Maybe those who say philosophy is a futile waste of mental energy have a point when it comes to the big questions conventional philosophy has consistently failed to resolve. Consider, for example, that there has been little if any progress in figuring out the relationship between body and mind. Can such a question really be treated like some complex mathematical equation that simply lacks its yet-to-be-discovered solution? When it comes to tricky philosophical questions, can we really expect some eureka moment to one day arrive and forever put them to bed?Continue reading
Many human procedures are based on reliably identifying points in space and time. Points are specified directly, as in ten miles north of here, or at 15:00 hours, or indirectly, as in where the electron is found, or as soon as the cage is opened. Either way, the mind assumes these points to provide useful markers and measures of reality. But does this idea stack up as anything more than a cognitive convenience? What can be learned about the mind’s identification of such points, plus its use of them to map out reality?

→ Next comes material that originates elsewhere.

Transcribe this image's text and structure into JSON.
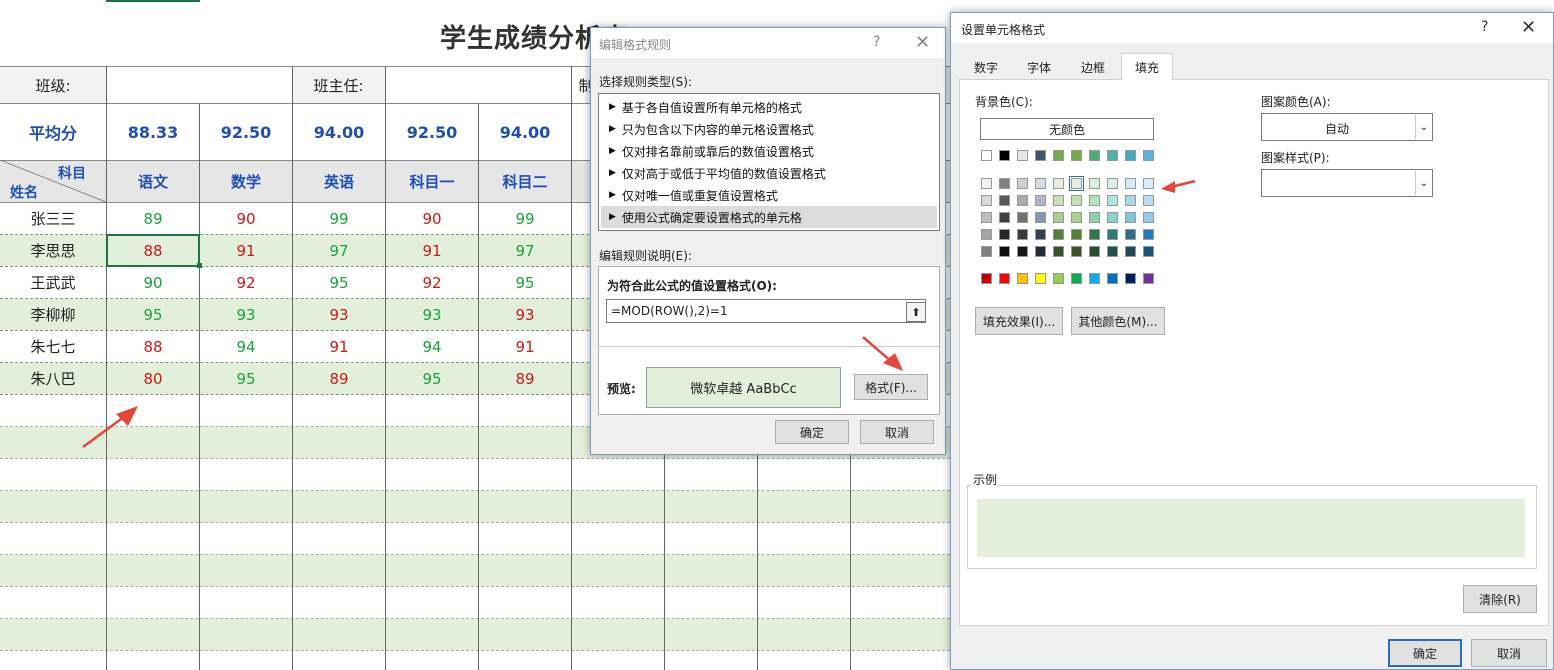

Physics relies heavily on measuring some aspect or behavior of whatever is studied. But the accuracy and authenticity of the process are more dubious than commonly recognized – with consequences for the trustworthiness of both physics and everyday ideas.